Parkers Mobile Clinic (PMC360) is a Nigerian non-profit organization. It brings integrated health care services, including reproductive health services, to the doorsteps of people in rural and remote areas. In this interview, Dr. Charles Umeh, the founder of Parkers Mobile Clinic, highlights the organization’s focus—tackling health inequality and overpopulation to improve population, health, and environmental outcomes.
In July 2021, USAID’s Research for Scalable Solutions (R4S) project, led by FHI 360, released the Drug Shop Operators' Provision of Injectable Contraception manual. The handbook shows how drug shop operators can coordinate with the public health system to safely provide an expanded method mix that includes injectables, as well as training for clients on self-injection. The handbook was developed in Uganda in partnership with the National Drug Shop Task Team but can be adapted to various contexts in Sub-Saharan Africa and Asia. Knowledge SUCCESS’ contibuting writer Brian Mutebi talked to Fredrick Mubiru, Family Planning Technical Advisor at FHI 360 and one of the key resource persons involved in the development of the handbook, about its significance and why people should use it.
Human-Centered Design (HCD) is a relatively new approach towards transforming Sexual and Reproductive Health (SRH) outcomes for youth and adolescents. But what does "quality" look like when applying Human-Centered Design (HCD) to Adolescent Sexual and Reproductive Health (ASRH) programming?

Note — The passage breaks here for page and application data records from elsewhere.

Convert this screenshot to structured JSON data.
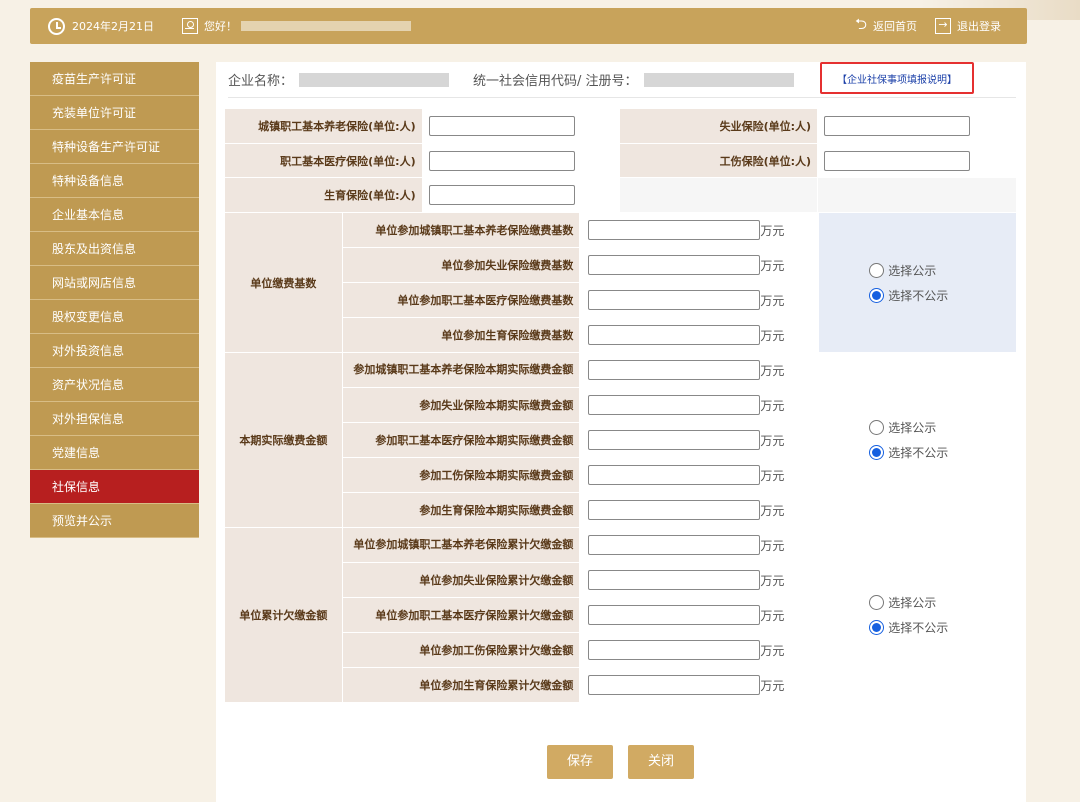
{
  "topbar": {
    "date": "2024年2月21日",
    "greeting": "您好！",
    "back_home": "返回首页",
    "logout": "退出登录"
  },
  "sidebar": {
    "items": [
      {
        "label": "疫苗生产许可证"
      },
      {
        "label": "充装单位许可证"
      },
      {
        "label": "特种设备生产许可证"
      },
      {
        "label": "特种设备信息"
      },
      {
        "label": "企业基本信息"
      },
      {
        "label": "股东及出资信息"
      },
      {
        "label": "网站或网店信息"
      },
      {
        "label": "股权变更信息"
      },
      {
        "label": "对外投资信息"
      },
      {
        "label": "资产状况信息"
      },
      {
        "label": "对外担保信息"
      },
      {
        "label": "党建信息"
      },
      {
        "label": "社保信息"
      },
      {
        "label": "预览并公示"
      }
    ],
    "active_index": 12
  },
  "company": {
    "name_label": "企业名称：",
    "code_label": "统一社会信用代码/ 注册号：",
    "note_link": "【企业社保事项填报说明】"
  },
  "insured": {
    "pension_label": "城镇职工基本养老保险(单位:人)",
    "unemployment_label": "失业保险(单位:人)",
    "medical_label": "职工基本医疗保险(单位:人)",
    "injury_label": "工伤保险(单位:人)",
    "maternity_label": "生育保险(单位:人)"
  },
  "unit": "万元",
  "radio": {
    "public": "选择公示",
    "not_public": "选择不公示"
  },
  "groups": [
    {
      "title": "单位缴费基数",
      "rows": [
        "单位参加城镇职工基本养老保险缴费基数",
        "单位参加失业保险缴费基数",
        "单位参加职工基本医疗保险缴费基数",
        "单位参加生育保险缴费基数"
      ]
    },
    {
      "title": "本期实际缴费金额",
      "rows": [
        "参加城镇职工基本养老保险本期实际缴费金额",
        "参加失业保险本期实际缴费金额",
        "参加职工基本医疗保险本期实际缴费金额",
        "参加工伤保险本期实际缴费金额",
        "参加生育保险本期实际缴费金额"
      ]
    },
    {
      "title": "单位累计欠缴金额",
      "rows": [
        "单位参加城镇职工基本养老保险累计欠缴金额",
        "单位参加失业保险累计欠缴金额",
        "单位参加职工基本医疗保险累计欠缴金额",
        "单位参加工伤保险累计欠缴金额",
        "单位参加生育保险累计欠缴金额"
      ]
    }
  ],
  "buttons": {
    "save": "保存",
    "close": "关闭"
  }
}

This article summarizes important findings from several Global Health: Science and Practice Journal articles that report on contraceptive method discontinuation and issues related to quality of care and counseling.
Key populations, including female sex workers, face barriers to health care access that include stigma, criminalization, and gender-based violence. In many cases, these barriers can be mitigated by peer educators, who bring valuable insight and may engender trust with clients.
A major barrier to young people’s access and use of family planning is mistrust. This new tool leads providers and young potential clients through a process that addresses this barrier by fostering empathy, creating opportunities to improve youth family planning service delivery.
FHI 360’s Catherine Packer shares a personal perspective on DMPA-SC’s past ten years, from early research to recent workshops. Since its introduction—and particularly since it became available for self-injection—DMPA-SC has become an important part of the global family planning and reproductive health landscape.
Evidence to Action (E2A) has been reaching young first-time parents Burkina Faso, Tanzania, and Nigeria in recent years for strengthening family planning and reproductive health service delivery for girls, women, and underserved communities.
Providing women with containers for DMPA-subcutaneous (DMPA-SC) storage and sharps can help to encourage safe self-injection practices at home. Improper disposal in pit latrines or open spaces remains an implementation challenge to safely scaling this popular and highly effective method. With training from health providers and a provided puncture-proof container, self-injection clients enrolled in a pilot study in Ghana were able to appropriately store and dispose of DMPA-SC injectable contraceptives, offering lessons for scale-up.
There is increasing consensus that adolescent-friendly health services—as currently implemented—are not consistently scalable nor sustainable. In an adolescent-responsive system, each building block of the health system—including public and private sectors and communities—respond to adolescent health needs.